• [Work required]:
Give the listing again exactly, omitting its images.

◇ ◇ ◇ ◇ ◇

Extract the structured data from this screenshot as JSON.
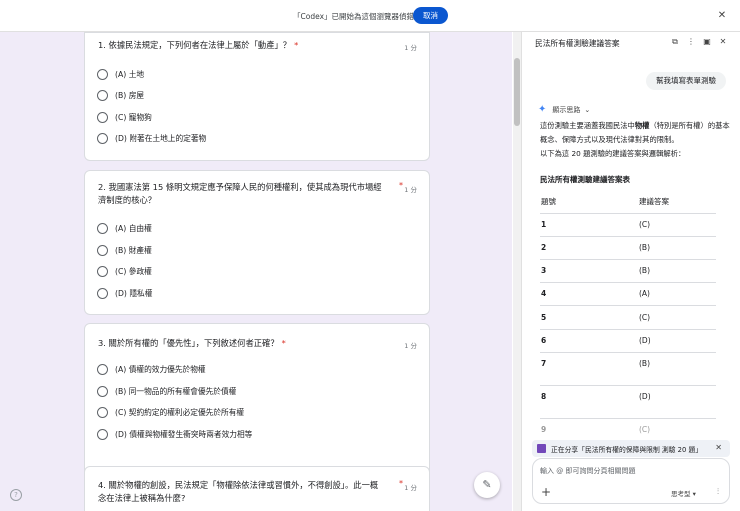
{
  "topbar": {
    "message": "「Codex」已開始為這個瀏覽器偵錯",
    "cancel_label": "取消"
  },
  "form": {
    "questions": [
      {
        "title": "1. 依據民法規定，下列何者在法律上屬於「動產」？",
        "required": "*",
        "points": "1 分",
        "options": [
          "(A) 土地",
          "(B) 房屋",
          "(C) 寵物狗",
          "(D) 附著在土地上的定著物"
        ]
      },
      {
        "title_line1": "2. 我國憲法第 15 條明文規定應予保障人民的何種權利，使其成為現代市場經",
        "title_line2": "濟制度的核心？",
        "required": "*",
        "points": "1 分",
        "options": [
          "(A) 自由權",
          "(B) 財產權",
          "(C) 參政權",
          "(D) 隱私權"
        ]
      },
      {
        "title": "3. 關於所有權的「優先性」，下列敘述何者正確？",
        "required": "*",
        "points": "1 分",
        "options": [
          "(A) 債權的效力優先於物權",
          "(B) 同一物品的所有權會優先於債權",
          "(C) 契約約定的權利必定優先於所有權",
          "(D) 債權與物權發生衝突時兩者效力相等"
        ]
      },
      {
        "title_line1": "4. 關於物權的創設，民法規定「物權除依法律或習慣外，不得創設」。此一概",
        "title_line2": "念在法律上被稱為什麼?",
        "required": "*",
        "points": "1 分"
      }
    ],
    "help_icon": "help-circle-icon",
    "fab_icon": "pencil-icon"
  },
  "panel": {
    "title": "民法所有權測驗建議答案",
    "icons": [
      "open-in-new-icon",
      "more-vert-icon",
      "sidebar-icon",
      "close-icon"
    ],
    "user_message": "幫我填寫表單測驗",
    "thinking_label": "顯示思路",
    "para1_a": "這份測驗主要涵蓋我國民法中",
    "para1_b": "物權",
    "para1_c": "（特別是所有權）的基本概念、保障方式以及現代法律對其的限制。",
    "para2": "以下為這 20 題測驗的建議答案與邏輯解析：",
    "table_title": "民法所有權測驗建議答案表",
    "col_num": "題號",
    "col_ans": "建議答案",
    "rows": [
      {
        "num": "1",
        "ans": "(C)"
      },
      {
        "num": "2",
        "ans": "(B)"
      },
      {
        "num": "3",
        "ans": "(B)"
      },
      {
        "num": "4",
        "ans": "(A)"
      },
      {
        "num": "5",
        "ans": "(C)"
      },
      {
        "num": "6",
        "ans": "(D)"
      },
      {
        "num": "7",
        "ans": "(B)"
      },
      {
        "num": "8",
        "ans": "(D)"
      },
      {
        "num": "9",
        "ans": "(C)"
      }
    ],
    "share_text": "正在分享「民法所有權的保障與限制 測驗 20 題」",
    "input_placeholder": "輸入 @ 即可詢問分頁相關問題",
    "mode_label": "思考型 ▾"
  }
}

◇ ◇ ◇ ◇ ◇

• [Answer]:
Extract the structured data from this screenshot as JSON.
{
  "topbar": {
    "message": "「Codex」已開始為這個瀏覽器偵錯",
    "cancel_label": "取消"
  },
  "form": {
    "questions": [
      {
        "title": "1. 依據民法規定，下列何者在法律上屬於「動產」？",
        "required": "*",
        "points": "1 分",
        "options": [
          "(A) 土地",
          "(B) 房屋",
          "(C) 寵物狗",
          "(D) 附著在土地上的定著物"
        ]
      },
      {
        "title_line1": "2. 我國憲法第 15 條明文規定應予保障人民的何種權利，使其成為現代市場經",
        "title_line2": "濟制度的核心？",
        "required": "*",
        "points": "1 分",
        "options": [
          "(A) 自由權",
          "(B) 財產權",
          "(C) 參政權",
          "(D) 隱私權"
        ]
      },
      {
        "title": "3. 關於所有權的「優先性」，下列敘述何者正確？",
        "required": "*",
        "points": "1 分",
        "options": [
          "(A) 債權的效力優先於物權",
          "(B) 同一物品的所有權會優先於債權",
          "(C) 契約約定的權利必定優先於所有權",
          "(D) 債權與物權發生衝突時兩者效力相等"
        ]
      },
      {
        "title_line1": "4. 關於物權的創設，民法規定「物權除依法律或習慣外，不得創設」。此一概",
        "title_line2": "念在法律上被稱為什麼?",
        "required": "*",
        "points": "1 分"
      }
    ],
    "help_icon": "help-circle-icon",
    "fab_icon": "pencil-icon"
  },
  "panel": {
    "title": "民法所有權測驗建議答案",
    "icons": [
      "open-in-new-icon",
      "more-vert-icon",
      "sidebar-icon",
      "close-icon"
    ],
    "user_message": "幫我填寫表單測驗",
    "thinking_label": "顯示思路",
    "para1_a": "這份測驗主要涵蓋我國民法中",
    "para1_b": "物權",
    "para1_c": "（特別是所有權）的基本概念、保障方式以及現代法律對其的限制。",
    "para2": "以下為這 20 題測驗的建議答案與邏輯解析：",
    "table_title": "民法所有權測驗建議答案表",
    "col_num": "題號",
    "col_ans": "建議答案",
    "rows": [
      {
        "num": "1",
        "ans": "(C)"
      },
      {
        "num": "2",
        "ans": "(B)"
      },
      {
        "num": "3",
        "ans": "(B)"
      },
      {
        "num": "4",
        "ans": "(A)"
      },
      {
        "num": "5",
        "ans": "(C)"
      },
      {
        "num": "6",
        "ans": "(D)"
      },
      {
        "num": "7",
        "ans": "(B)"
      },
      {
        "num": "8",
        "ans": "(D)"
      },
      {
        "num": "9",
        "ans": "(C)"
      }
    ],
    "share_text": "正在分享「民法所有權的保障與限制 測驗 20 題」",
    "input_placeholder": "輸入 @ 即可詢問分頁相關問題",
    "mode_label": "思考型 ▾"
  }
}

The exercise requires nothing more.